### About this exercise
All lines in the data bearing the string "Janny" should be identified and copied.
═══ Supplied records
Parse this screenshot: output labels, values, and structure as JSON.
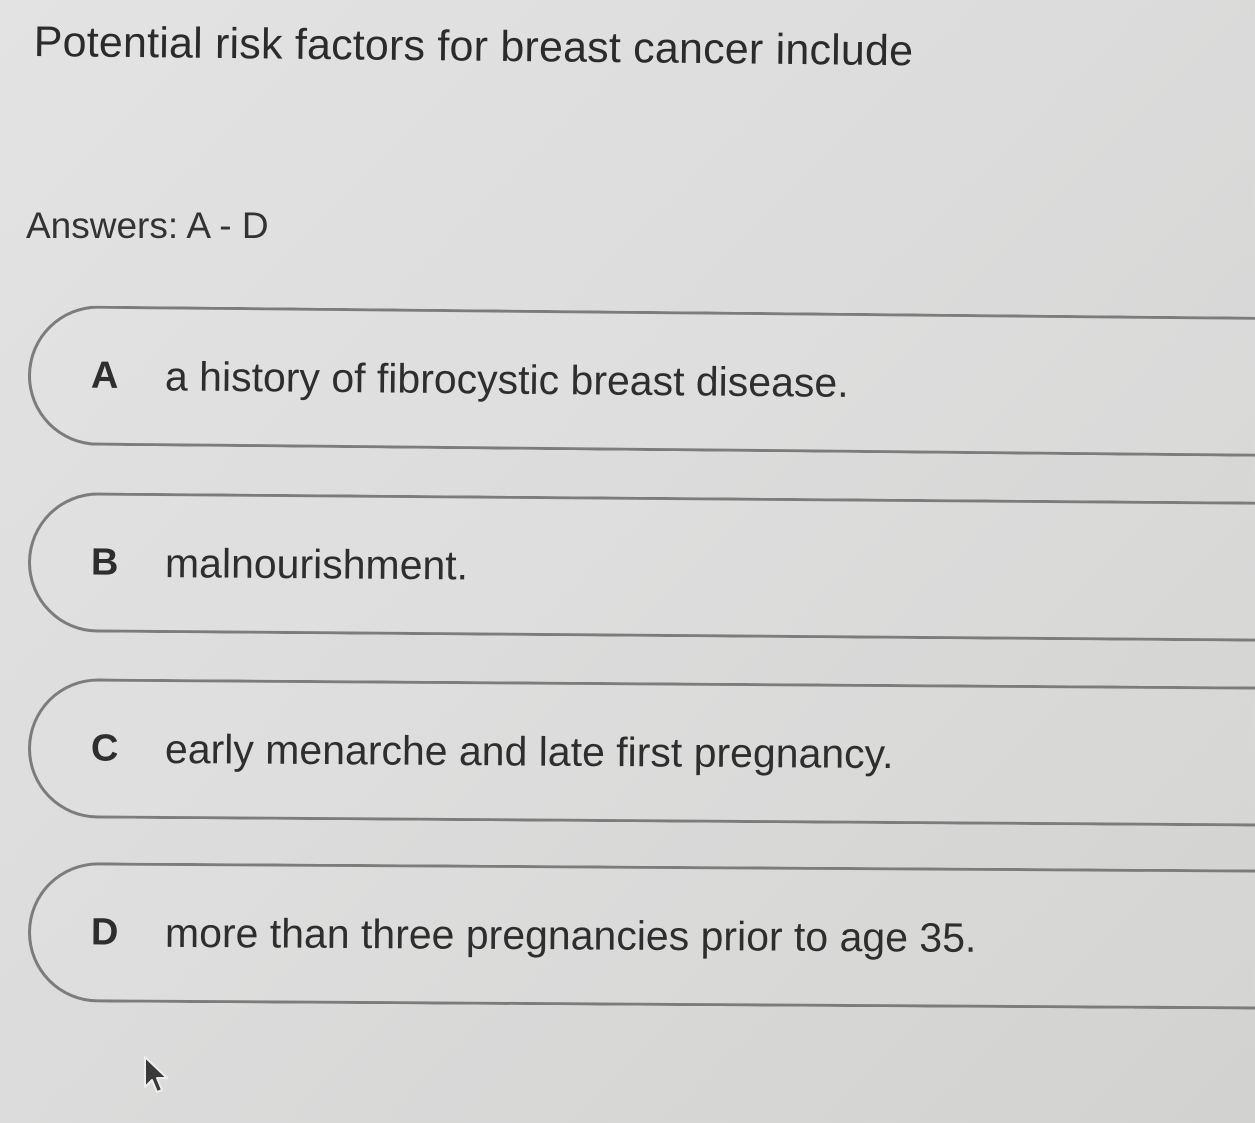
{
  "question": {
    "text": "Potential risk factors for breast cancer include"
  },
  "answers_hint": "Answers: A - D",
  "options": [
    {
      "letter": "A",
      "text": "a history of fibrocystic breast disease."
    },
    {
      "letter": "B",
      "text": "malnourishment."
    },
    {
      "letter": "C",
      "text": "early menarche and late first pregnancy."
    },
    {
      "letter": "D",
      "text": "more than three pregnancies prior to age 35."
    }
  ],
  "icons": {
    "cursor": "mouse-pointer-icon"
  }
}
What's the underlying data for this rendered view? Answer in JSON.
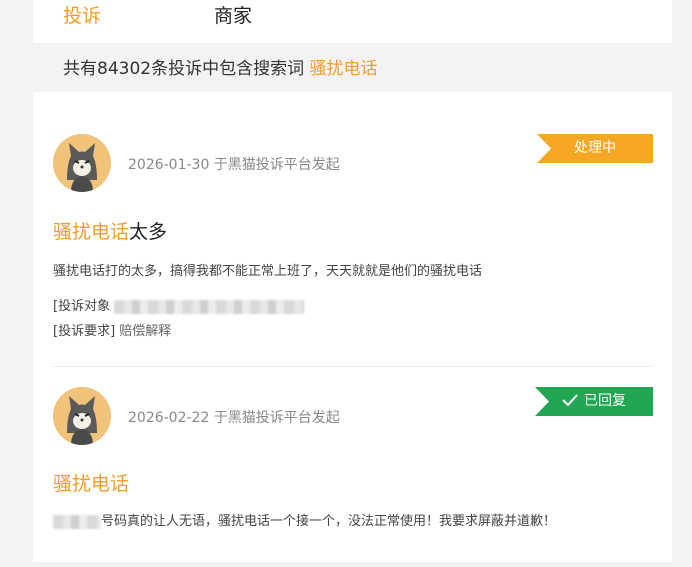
{
  "tabs": [
    {
      "label": "投诉",
      "active": true
    },
    {
      "label": "商家",
      "active": false
    }
  ],
  "summary": {
    "prefix": "共有84302条投诉中包含搜索词 ",
    "keyword": "骚扰电话"
  },
  "complaints": [
    {
      "meta": "2026-01-30 于黑猫投诉平台发起",
      "status": "处理中",
      "title_highlight": "骚扰电话",
      "title_rest": "太多",
      "description": "骚扰电话打的太多，搞得我都不能正常上班了，天天就就是他们的骚扰电话",
      "target_label": "[投诉对象",
      "request_label": "[投诉要求]",
      "request_value": "赔偿解释"
    },
    {
      "meta": "2026-02-22 于黑猫投诉平台发起",
      "status": "已回复",
      "status_icon": "check-icon",
      "title_highlight": "骚扰电话",
      "title_rest": "",
      "description": "号码真的让人无语，骚扰电话一个接一个，没法正常使用！我要求屏蔽并道歉！"
    }
  ],
  "colors": {
    "accent": "#f39c2b",
    "processing": "#f5a623",
    "replied": "#21a753"
  }
}
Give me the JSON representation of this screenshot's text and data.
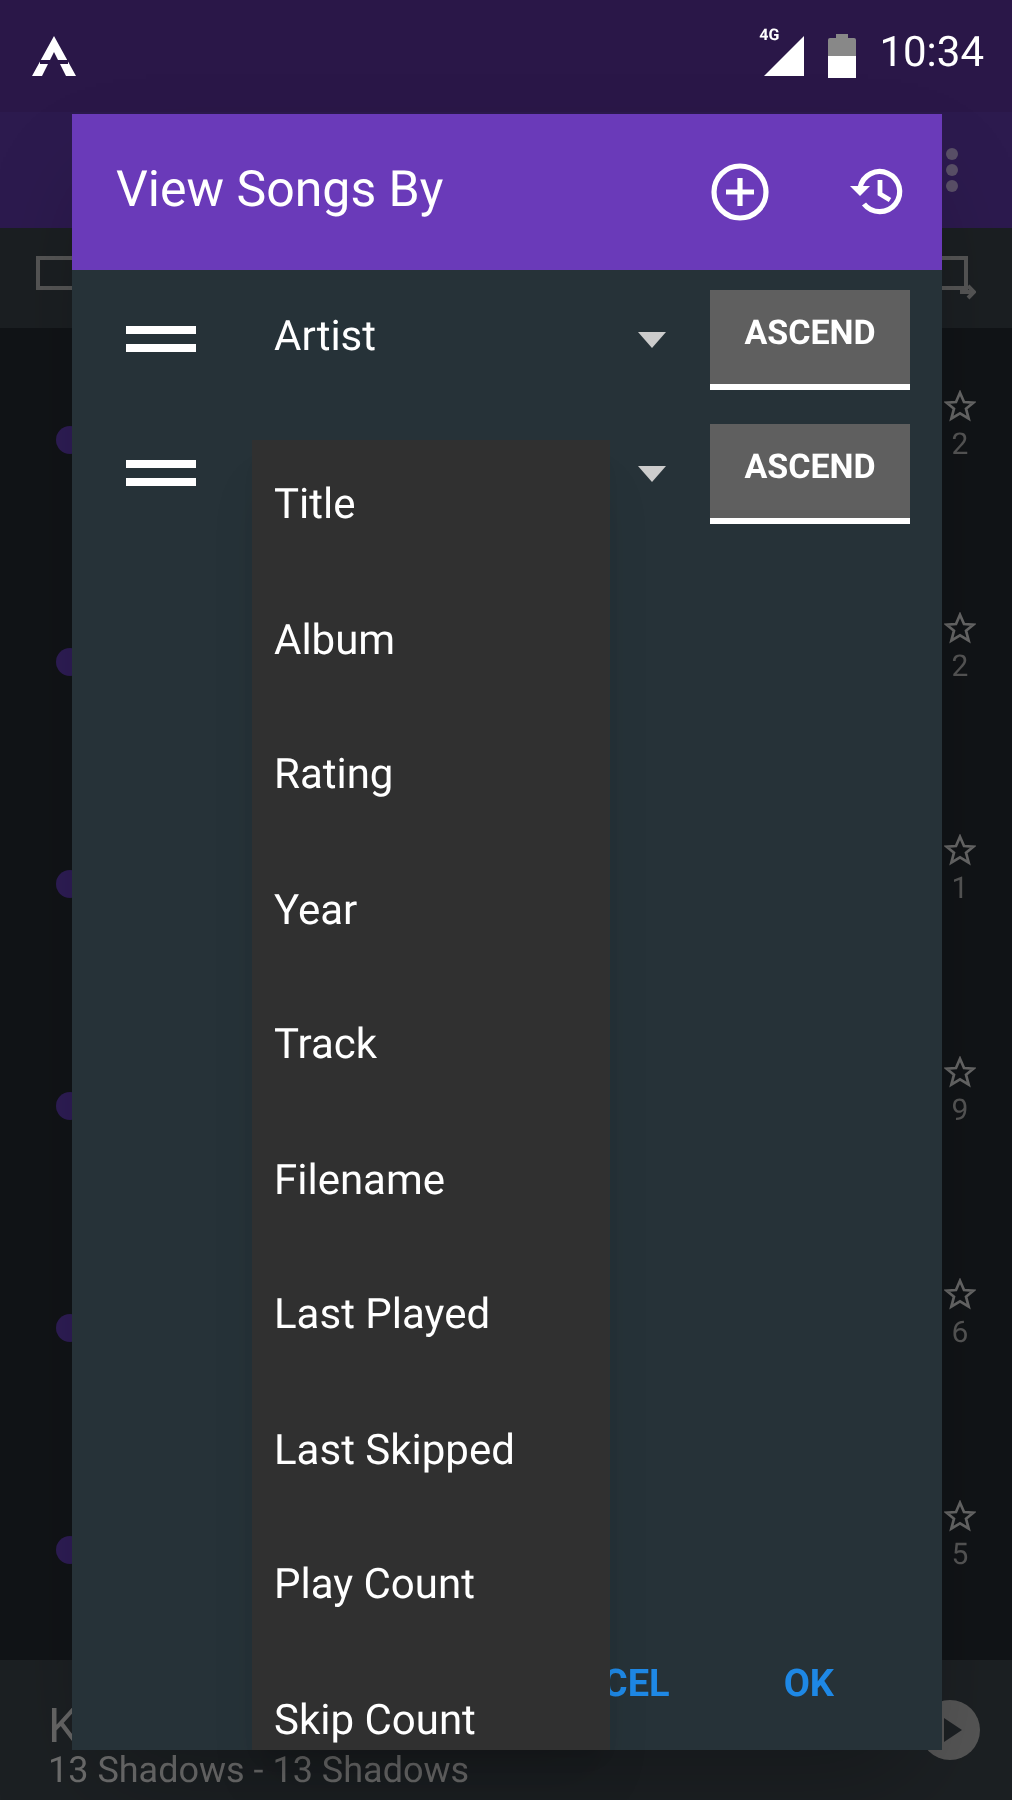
{
  "status_bar": {
    "network": "4G",
    "time": "10:34"
  },
  "background_list": {
    "rows": [
      {
        "count": "2"
      },
      {
        "count": "2"
      },
      {
        "count": "1"
      },
      {
        "count": "9"
      },
      {
        "count": "6"
      },
      {
        "count": "5"
      }
    ]
  },
  "now_playing": {
    "title": "K",
    "subtitle": "13 Shadows - 13 Shadows"
  },
  "dialog": {
    "title": "View Songs By",
    "sort_rows": [
      {
        "field": "Artist",
        "order": "ASCEND"
      },
      {
        "order": "ASCEND"
      }
    ],
    "dropdown": {
      "items": [
        "Title",
        "Album",
        "Rating",
        "Year",
        "Track",
        "Filename",
        "Last Played",
        "Last Skipped",
        "Play Count",
        "Skip Count"
      ]
    },
    "buttons": [
      {
        "label": "CEL"
      },
      {
        "label": "OK"
      }
    ]
  }
}
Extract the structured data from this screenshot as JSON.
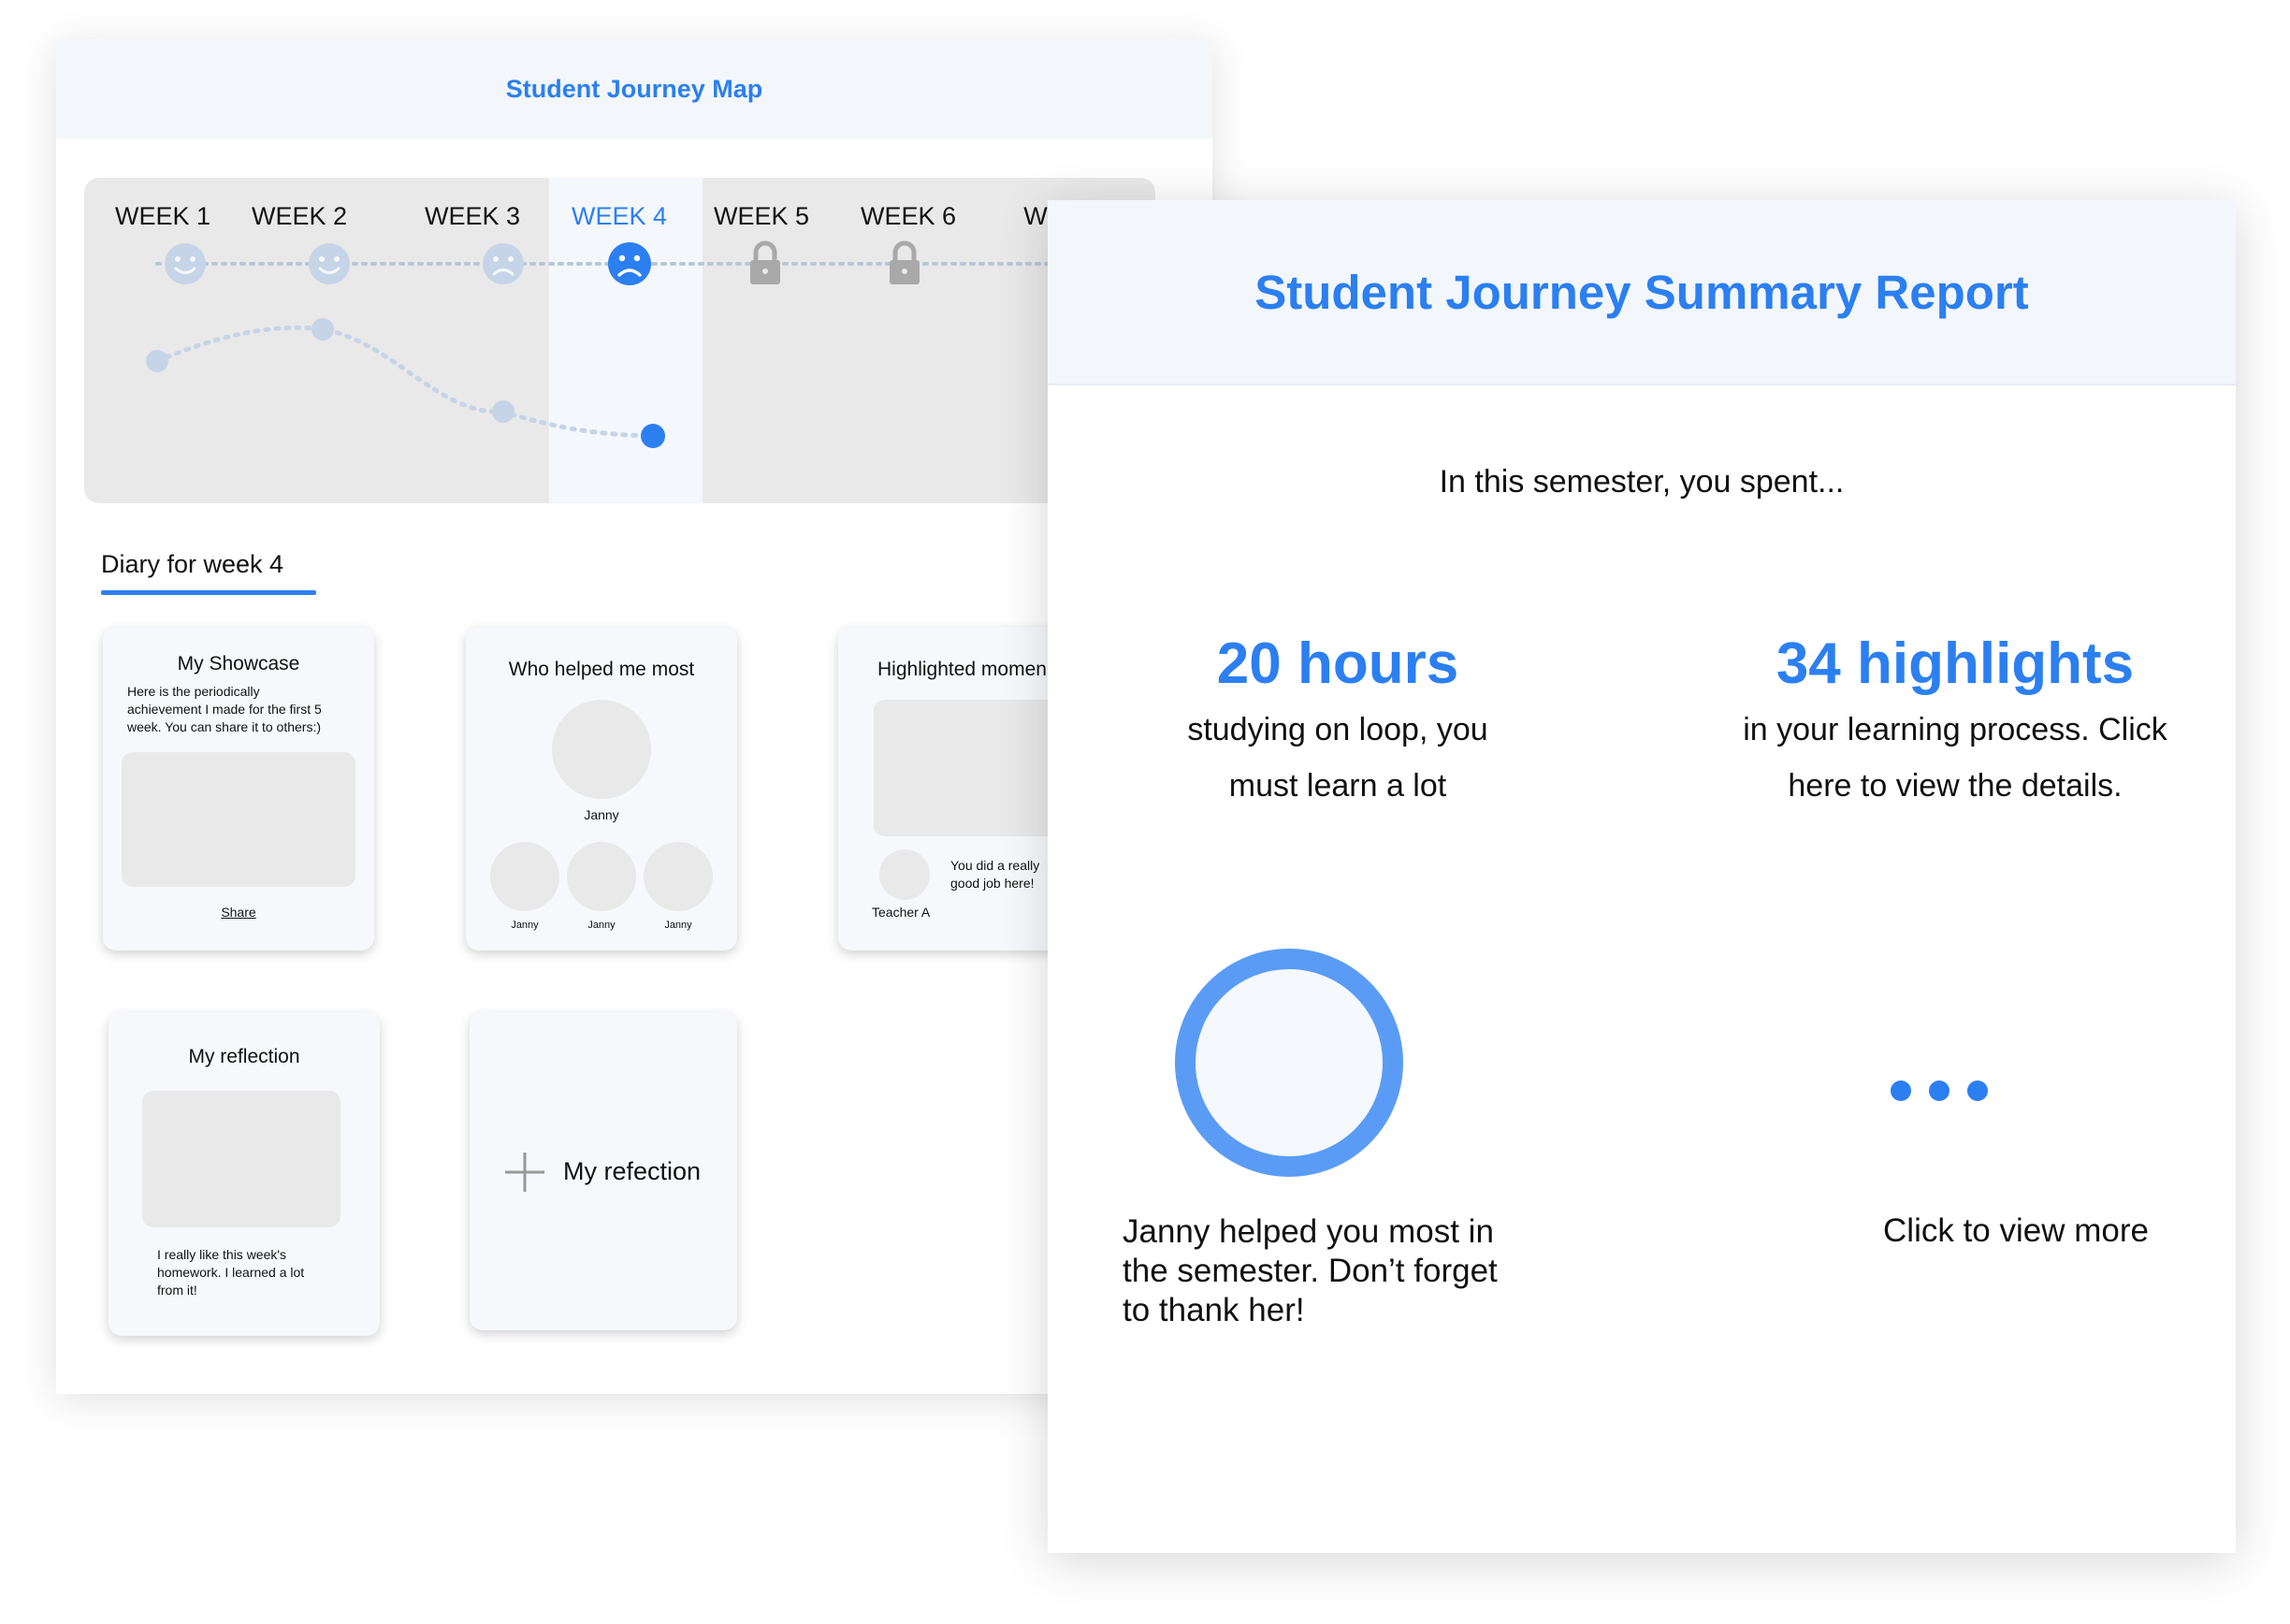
{
  "journey_map": {
    "title": "Student Journey Map",
    "weeks": [
      {
        "label": "WEEK 1",
        "mood": "happy-face-icon",
        "state": "done"
      },
      {
        "label": "WEEK 2",
        "mood": "happy-face-icon",
        "state": "done"
      },
      {
        "label": "WEEK 3",
        "mood": "sad-face-icon",
        "state": "done"
      },
      {
        "label": "WEEK 4",
        "mood": "sad-face-icon",
        "state": "active"
      },
      {
        "label": "WEEK 5",
        "mood": "lock-icon",
        "state": "locked"
      },
      {
        "label": "WEEK 6",
        "mood": "lock-icon",
        "state": "locked"
      },
      {
        "label": "WE",
        "mood": "lock-icon",
        "state": "locked"
      }
    ],
    "diary_tab": "Diary for week 4",
    "cards": {
      "showcase": {
        "title": "My Showcase",
        "desc_line1": "Here is the periodically",
        "desc_line2": "achievement I made for the first 5",
        "desc_line3": "week. You can share it to others:)",
        "share": "Share"
      },
      "helpers": {
        "title": "Who helped me most",
        "main_name": "Janny",
        "names": [
          "Janny",
          "Janny",
          "Janny"
        ]
      },
      "highlight": {
        "title": "Highlighted momen",
        "comment_line1": "You did a really",
        "comment_line2": "good job here!",
        "commenter": "Teacher A"
      },
      "reflection": {
        "title": "My reflection",
        "text_line1": "I really like this week's",
        "text_line2": "homework. I learned a lot",
        "text_line3": "from it!"
      },
      "add_reflection": {
        "label": "My refection"
      }
    }
  },
  "summary": {
    "title": "Student Journey Summary Report",
    "intro": "In this semester, you spent...",
    "hours_value": "20 hours",
    "hours_desc_line1": "studying on loop, you",
    "hours_desc_line2": "must learn a lot",
    "highlights_value": "34 highlights",
    "highlights_desc_line1": "in your learning process. Click",
    "highlights_desc_line2": "here to view the details.",
    "helper_line1": "Janny helped you most in",
    "helper_line2": "the semester. Don’t forget",
    "helper_line3": "to thank her!",
    "more": "Click to view more"
  },
  "colors": {
    "accent": "#2c7ff0",
    "muted_icon": "#c6d4e8",
    "lock": "#a9a9a9",
    "panel_header": "#f3f7fc",
    "placeholder": "#e9e9e9"
  }
}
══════
### Output for this exercise
        "main_name": "Janny",
          "Janny",
          "Janny",
          "Janny"
    "helper_line1": "Janny helped you most in",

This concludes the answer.